Sugata Mitra once put a computer in a hole in a wall in an Indian slum and let street kids teach themselves to use it. Now a Newcastle University professor, Mitra won the 2013 TED prize — worth about $1 million — to develop what he calls School in the Cloud, reports Time. “In nine months a child left alone with a computer would reach the same standard as an office professional in the West,” Mitra said in after accepting the prize.
Mitra’s Self-Organized Learning Environments (SOLEs) are designed to capitalize on children’s curiosity. He plans to hire “a global network of retired teachers who Skype into ‘classrooms’ all over the world but especially in the most remote and underserved areas” to help groups of children learn. It’s the “granny cloud.”
“The role of the mediator is to ask the right questions and listen to the children bragging about what they did,” Mitra says.
. . . “The model is you have eight children and one computer. Not one computer per child,” he says. And although he seems to advocate a very hands-off approach to teaching, he did say that his method would be supplemental to traditional schooling, not a replacement. ”There are going to be 10 different ways to teach the next generation. I have touched the tip of the iceberg of one.”
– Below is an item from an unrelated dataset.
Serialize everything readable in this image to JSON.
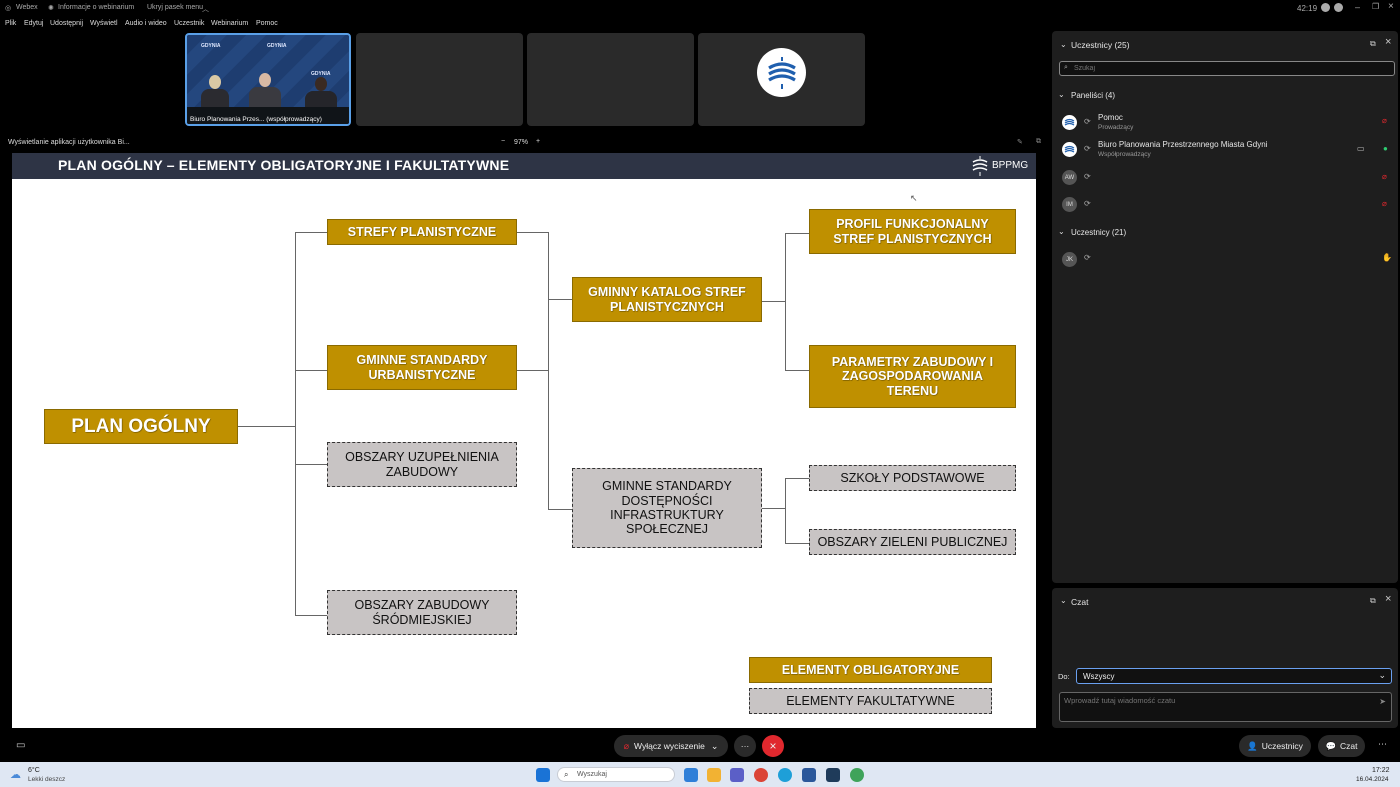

His Self Organizing Learning Environment toolkit can be downloaded for free.